Mobile computing devices have become almost ubiquitous, with shipments of smart handsets reaching 1.6 billion in 2011 and tablets reaching nearly 67 million. At the same time, improved functionality, faster network connections and the phenomenal growth in applications for these devices have made them attractive to criminals who now are able to monetize their exploits.
“This is a phenomenon we couldn’t have seen even a few years ago,” Dix said.
It is being compounded by a generational shift in the workplace in which young employees expect to be able to not only access work-related resources with mobile devices, but to use their personal devices for their work. Compounded with applications that enable financial transactions and the fact that few devices are using security technology, it has become “an open invitation to the bad guys,” Dix said.

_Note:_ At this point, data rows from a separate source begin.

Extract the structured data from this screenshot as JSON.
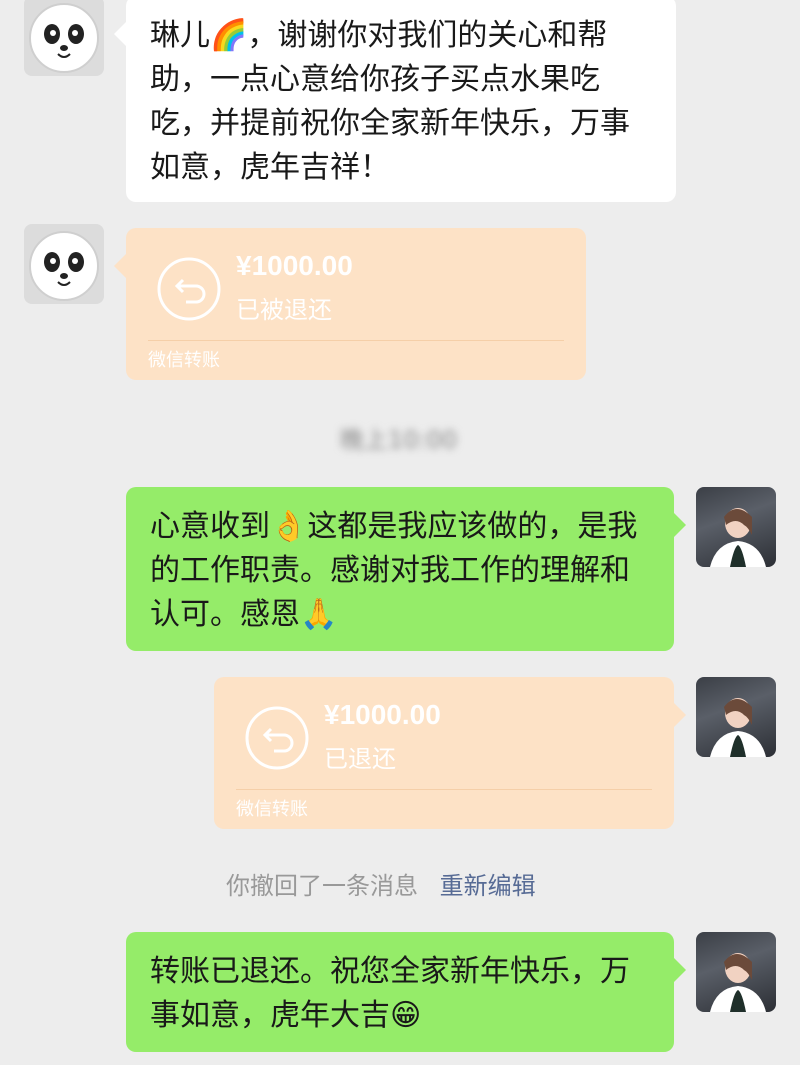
{
  "messages": {
    "m1": {
      "text": "琳儿🌈，谢谢你对我们的关心和帮助，一点心意给你孩子买点水果吃吃，并提前祝你全家新年快乐，万事如意，虎年吉祥！"
    },
    "t1": {
      "amount": "¥1000.00",
      "status": "已被退还",
      "footer": "微信转账"
    },
    "s1": {
      "text": "晚上10:00"
    },
    "m2": {
      "text": "心意收到👌这都是我应该做的，是我的工作职责。感谢对我工作的理解和认可。感恩🙏"
    },
    "t2": {
      "amount": "¥1000.00",
      "status": "已退还",
      "footer": "微信转账"
    },
    "s2": {
      "text": "你撤回了一条消息",
      "link": "重新编辑"
    },
    "m3": {
      "text": "转账已退还。祝您全家新年快乐，万事如意，虎年大吉😁"
    }
  },
  "colors": {
    "background": "#ededed",
    "sent_bubble": "#95ec69",
    "received_bubble": "#ffffff",
    "transfer_card": "#fde2c6",
    "link": "#576b95"
  }
}
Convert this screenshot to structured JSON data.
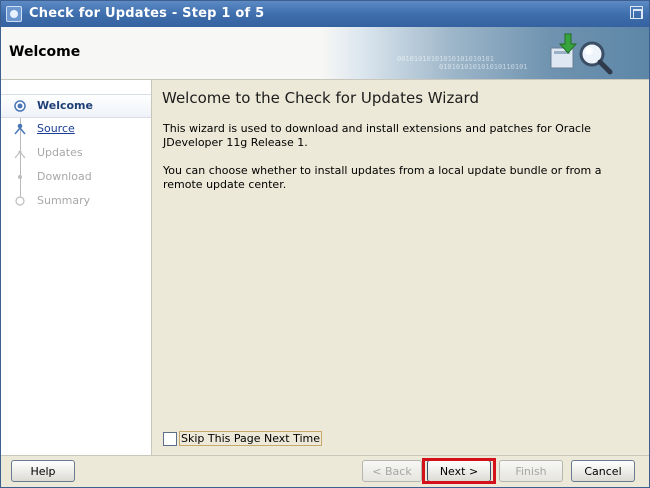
{
  "window": {
    "title": "Check for Updates - Step 1 of 5"
  },
  "banner": {
    "title": "Welcome",
    "binary_line1": "00101010101010101010101",
    "binary_line2": "010101010101010110101"
  },
  "nav": {
    "items": [
      {
        "label": "Welcome",
        "state": "current"
      },
      {
        "label": "Source",
        "state": "link"
      },
      {
        "label": "Updates",
        "state": "disabled"
      },
      {
        "label": "Download",
        "state": "disabled"
      },
      {
        "label": "Summary",
        "state": "disabled"
      }
    ]
  },
  "content": {
    "title": "Welcome to the Check for Updates Wizard",
    "paragraph1": "This wizard is used to download and install extensions and patches for Oracle JDeveloper 11g Release 1.",
    "paragraph2": "You can choose whether to install updates from a local update bundle or from a remote update center.",
    "skip_label": "Skip This Page Next Time",
    "skip_checked": false
  },
  "footer": {
    "help": "Help",
    "back": "< Back",
    "next": "Next >",
    "finish": "Finish",
    "cancel": "Cancel"
  },
  "colors": {
    "titlebar": "#3f6fae",
    "highlight": "#d4101a",
    "link": "#1a3e94"
  }
}
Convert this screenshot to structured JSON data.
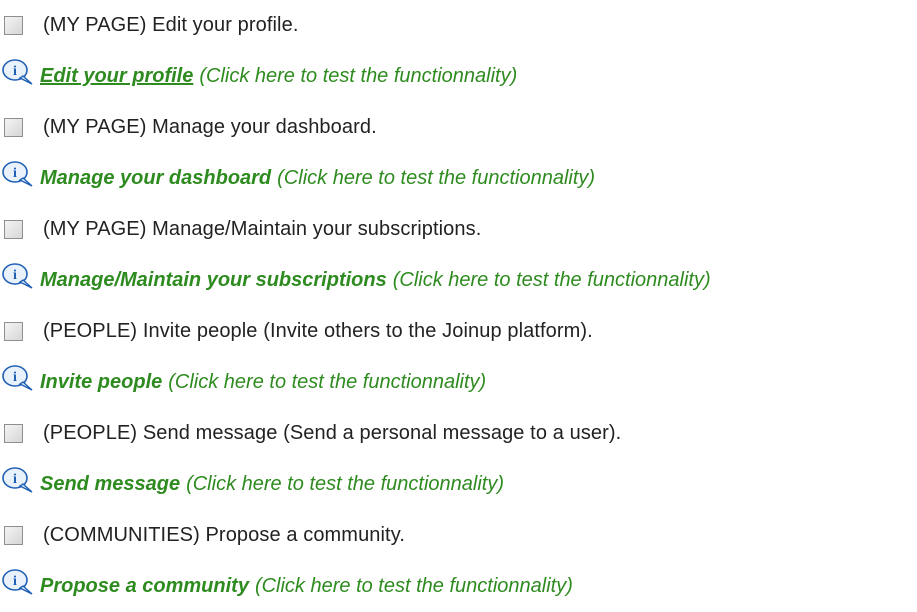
{
  "items": [
    {
      "task": "(MY PAGE) Edit your profile.",
      "link": "Edit your profile",
      "hint": "(Click here to test the functionnality)",
      "underlined": true
    },
    {
      "task": "(MY PAGE) Manage your dashboard.",
      "link": "Manage your dashboard",
      "hint": "(Click here to test the functionnality)",
      "underlined": false
    },
    {
      "task": "(MY PAGE) Manage/Maintain your subscriptions.",
      "link": "Manage/Maintain your subscriptions",
      "hint": "(Click here to test the functionnality)",
      "underlined": false
    },
    {
      "task": "(PEOPLE) Invite people (Invite others to the Joinup platform).",
      "link": "Invite people",
      "hint": "(Click here to test the functionnality)",
      "underlined": false
    },
    {
      "task": "(PEOPLE) Send message (Send a personal message to a user).",
      "link": "Send message",
      "hint": "(Click here to test the functionnality)",
      "underlined": false
    },
    {
      "task": "(COMMUNITIES) Propose a community.",
      "link": "Propose a community",
      "hint": "(Click here to test the functionnality)",
      "underlined": false
    }
  ],
  "icons": {
    "checkbox": "checkbox-icon",
    "info": "info-icon"
  },
  "colors": {
    "link": "#2e8b1f",
    "text": "#222222",
    "info_icon": "#1e5fb4"
  }
}
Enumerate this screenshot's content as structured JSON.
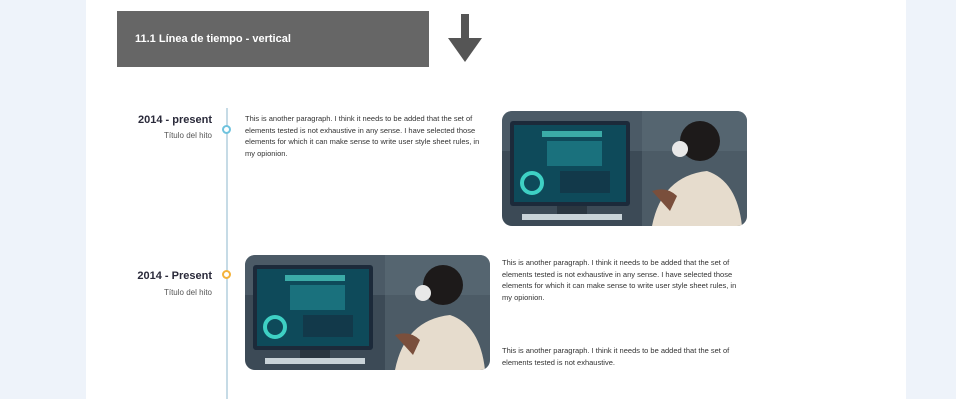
{
  "header": {
    "title": "11.1 Línea de tiempo - vertical",
    "arrow_icon": "arrow-down-icon"
  },
  "timeline": {
    "items": [
      {
        "year": "2014 - present",
        "subtitle": "Título del hito",
        "paragraphs": [
          "This is another paragraph. I think it needs to be added that the set of elements tested is not exhaustive in any sense. I have selected those elements for which it can make sense to write user style sheet rules, in my opionion."
        ],
        "image_icon": "workstation-photo"
      },
      {
        "year": "2014 - Present",
        "subtitle": "Título del hito",
        "paragraphs": [
          "This is another paragraph. I think it needs to be added that the set of elements tested is not exhaustive in any sense. I have selected those elements for which it can make sense to write user style sheet rules, in my opionion.",
          "This is another paragraph. I think it needs to be added that the set of elements tested is not exhaustive."
        ],
        "image_icon": "workstation-photo"
      }
    ]
  },
  "colors": {
    "header_bg": "#666666",
    "line": "#c6dbe6",
    "dot_1": "#6fc3de",
    "dot_2": "#f4b23a"
  }
}
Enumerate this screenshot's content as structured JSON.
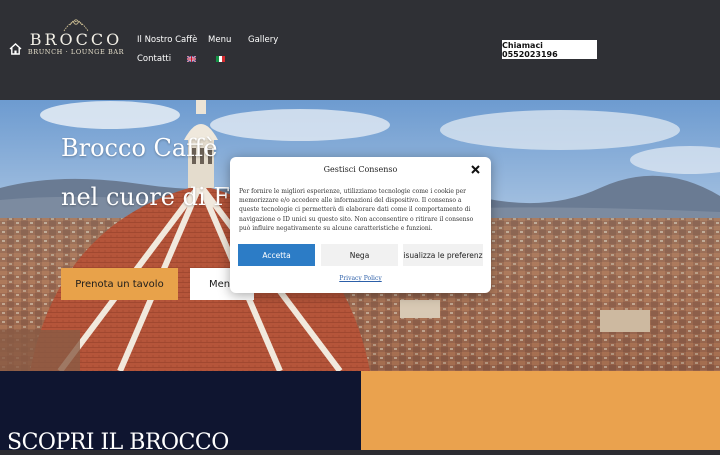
{
  "header": {
    "logo_word": "BROCCO",
    "logo_sub": "BRUNCH · LOUNGE BAR",
    "nav": [
      "Il Nostro Caffè",
      "Menu",
      "Gallery",
      "Contatti"
    ],
    "flags": [
      "uk-flag-icon",
      "italy-flag-icon"
    ],
    "call_button": "Chiamaci 0552023196"
  },
  "hero": {
    "title_line1": "Brocco Caffè",
    "title_line2": "nel cuore di Fi",
    "book_button": "Prenota un tavolo",
    "menu_button": "Menu"
  },
  "consent": {
    "title": "Gestisci Consenso",
    "text": "Per fornire le migliori esperienze, utilizziamo tecnologie come i cookie per memorizzare e/o accedere alle informazioni del dispositivo. Il consenso a queste tecnologie ci permetterà di elaborare dati come il comportamento di navigazione o ID unici su questo sito. Non acconsentire o ritirare il consenso può influire negativamente su alcune caratteristiche e funzioni.",
    "accept": "Accetta",
    "deny": "Nega",
    "preferences": "isualizza le preferenz",
    "privacy_link": "Privacy Policy"
  },
  "section": {
    "heading": "SCOPRI IL BROCCO"
  },
  "colors": {
    "header_bg": "#2f3035",
    "accent_orange": "#e8a24a",
    "accept_blue": "#2c7cc6",
    "dark_navy": "#0f1530"
  }
}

Spyware makes up the bulk of identified mobile malware, accounting for 63 percent. This captures data from the device for export to criminals who could exploit it. A more direct money-making scheme is the SMS Trojan, which accounts for 36 percent of mobile malware. This is an application that runs in the background to send SMS messages to premium rate numbers. The owner of the numbers receives the payment, which is charged to the user’s account.
The rapidly shifting environment is illustrated by the malware targets. The amount of malware written for Android increased exponentially in 2011, going from 400 identified samples in June to more than 13,000 in December.
In 2010, more than 70 percent of identified malware was written for Java ME, with another 27 percent for Symbian. BlackBerry, Android and Windows Mobile accounted for no more than “other.” In 2011, Android was the top target, with nearly 47 percent of identified malware, and Java ME had dropped to a still respectable 41 percent. Symbian accounted for 11.5 percent.
These figures are clouded, however, by the lack of good data for the Apple iOS platform because of its closed application marketplace. The same openness that has made Android popular with consumers has also made it popular with malware writers.
“This does not necessarily make it fundamentally more secure,” the report says of iOS. “Jailbreaking” the devices to make them open to third-party downloads also makes them susceptible to exploitation. “Further, there are virtually no meaningful endpoint security products for the iOS platform because Apple does not provide developers with the tools to create them.”
Despite the dominance of Android, the amount of malware for Research In Motion’s BlackBerry and Nokia’s Symbian also grew in 2011. Variants of the ZeuS Trojan have been found on BlackBerrys.
A low-tech threat to mobile devices is loss or theft. Juniper offers a suite of mobile-device management capabilities, and data from customers shows that nearly 17 percent used the service to issue a “locate” command in 2011 and nearly 7 percent issued a command to lock the missing device.
Nearly all of these were subsequently unlocked by the owner, although about 1 percent used the service to wipe the lost or stolen device. A little more than 10 percent issued a “scream” command, which causes a device to emit a loud tone and which would either allow the owner to find it, or at least cause a thief to abandon it.
Dix said that tools are available to help protect and manage mobile devices, but that the challenge now is to get users and enterprises to employ them.
William Jackson is freelance writer and the author of the CyberEye blog.